Undertaking country analysis is a combination of both quantitative analysis and also qualitative analysis. Stone Harbor, for example, has a quantitative analysis for country selection that focuses on cash flow analysis, asking whether the country is generating sufficient cash flow to service its debt. In the case of balance sheet analysis, it asks whether the country has the borrowing capacity to meet a cash flow shortfall and growth analysis and also whether the country's economy is growing at a sufficient rate to improve its debt servicing capacity. The firm believes that the key to successful sovereign credit analysis is "determining the relative importance of each of these factors over a given time period".

Qualitative analysis is predominantly analysis of the political risks and set-up within different countries focusing on political change. "Elections often impact the direction of credit quality, currency valuations and the levels and direction of portfolio and trade flows; the impact of reforms on investment through monitoring foreign direct investment and portfolio flows; the consistency of central bank monetary and exchange rate policies; the degree of central bank independence; the structure and development of the local market and the market technical factors including liquidity concentration as well a anecdotal
evidence of investor position," the firm says.

After selection of a country, picking bonds requires a lot of analysis. "How much real risk are we taking in each country - two year versus 30 year bonds?" asks Craige. "If we have a 10% allocation to Brazil, if it is all in the 25-30 year bonds it has three times the risk of the five year. What is important is spread risk duration. If you want to buy Brazil, just buying the most liquid bond leaves money on the table."

"Globalisation means capital is flying to parts of the world offering higher returns. But arguably, there was more globalisation a hundred years ago than now," states Booth. "The anomaly today is that the emerging countries are massive net creditors. Asia, Latin America and OPEC are consciously increasing reserves by buying more dollars to produce export-led growth so they never have to go to the IMF again."

But this situation is unsustainable in the long term, for example, as seen in the build-up of China's massive trade surplus since 2005. This has fuelled an export-led GDP growth boom at the expense of domestic consumption and a lack of domestic demand driven by factors such as inadequate healthcare and education provision, poor income growth, restrained government spending and an underdeveloped financial system according to Mark Williams, an economist at Capital Economics.

"FX sterilisation with double-digit interest rate becomes expensive and enough is enough," adds Booth. "But as soon as they stop building reserves, the currency goes up by 30%. This has created low inflation stability and enables private investors to make long-term decisions. So again, good for infrastructure projects in emerging markets."

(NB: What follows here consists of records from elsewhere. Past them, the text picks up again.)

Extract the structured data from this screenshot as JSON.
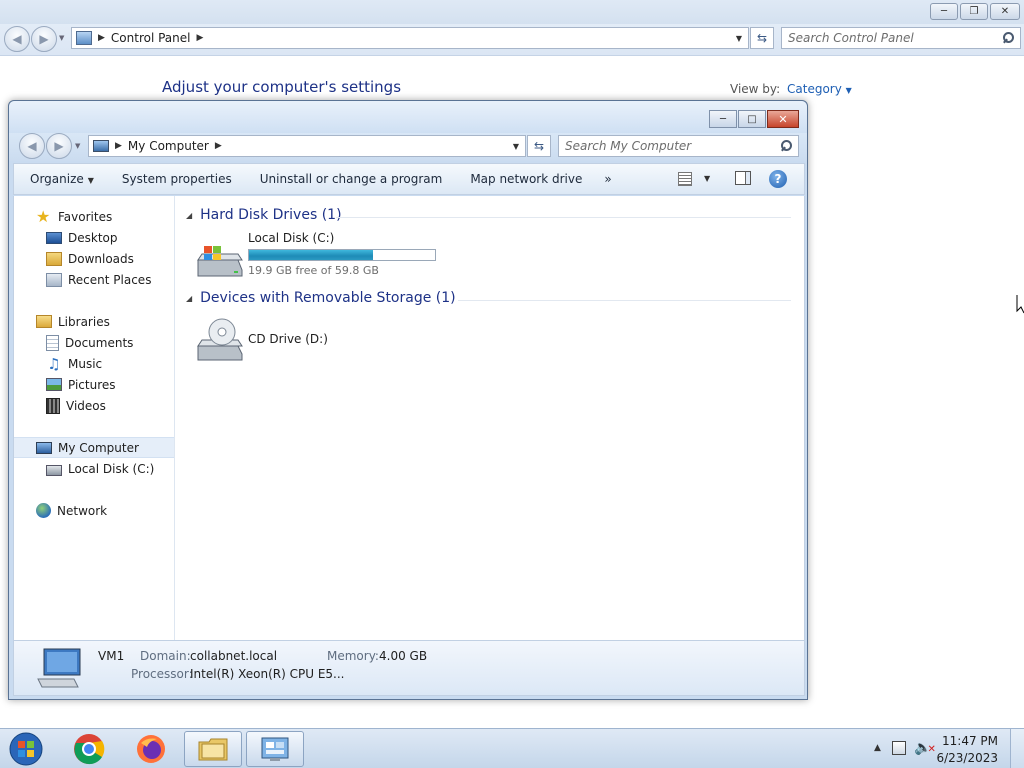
{
  "control_panel": {
    "address": {
      "segments": [
        "Control Panel"
      ]
    },
    "search_placeholder": "Search Control Panel",
    "heading": "Adjust your computer's settings",
    "view_by_label": "View by:",
    "view_by_value": "Category"
  },
  "my_computer": {
    "address": {
      "segments": [
        "My Computer"
      ]
    },
    "search_placeholder": "Search My Computer",
    "toolbar": {
      "organize": "Organize",
      "system_properties": "System properties",
      "uninstall": "Uninstall or change a program",
      "map_drive": "Map network drive",
      "more": "»"
    },
    "nav": {
      "favorites": "Favorites",
      "desktop": "Desktop",
      "downloads": "Downloads",
      "recent_places": "Recent Places",
      "libraries": "Libraries",
      "documents": "Documents",
      "music": "Music",
      "pictures": "Pictures",
      "videos": "Videos",
      "my_computer": "My Computer",
      "local_disk": "Local Disk (C:)",
      "network": "Network"
    },
    "groups": {
      "hard_disks": "Hard Disk Drives (1)",
      "removable": "Devices with Removable Storage (1)"
    },
    "drives": {
      "c_name": "Local Disk (C:)",
      "c_free": "19.9 GB free of 59.8 GB",
      "c_used_fraction": 0.667,
      "d_name": "CD Drive (D:)"
    },
    "details": {
      "computer_name": "VM1",
      "domain_label": "Domain:",
      "domain_value": "collabnet.local",
      "memory_label": "Memory:",
      "memory_value": "4.00 GB",
      "processor_label": "Processor:",
      "processor_value": "Intel(R) Xeon(R) CPU E5..."
    }
  },
  "taskbar": {
    "time": "11:47 PM",
    "date": "6/23/2023",
    "apps": [
      "chrome-icon",
      "firefox-icon",
      "explorer-icon",
      "control-panel-icon"
    ]
  }
}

Williams forecasts 10% renminbi appreciation both in 2008 and 2009, halting the growth of the current account surplus. Financial sector reform, leading to stronger wage and income growth and increased deficit spending, will give a direct boost to demand, promoting household spending. Transitional issues in Asia generally, as countries shift way from export, will cause areas to feel pain. "That will generate opportunities for distressed debt, so whichever way you look at it, there will be more local currency debt," says Booth.

Perhaps for any bond investor dealing with the aftermath of low developed market bond yields driven to a great extent by the activities of emerging market central banks, the recent turmoil in the market may provide good opportunities in EMD.

As Robin Creswell, CEO of Payden & Rygel's European operations points out: "Because lots of bonds have been heavily marked down, yields have gone up. Now you can buy bonds with yields where they were 18 months ago. Some clients are saying, ‘get me into EMD, or EMD and high yield'. There is a fundamental difference in structure of the high yield areas compared with 10 years ago. People are seeing the recent sell-off as a huge buying opportunity."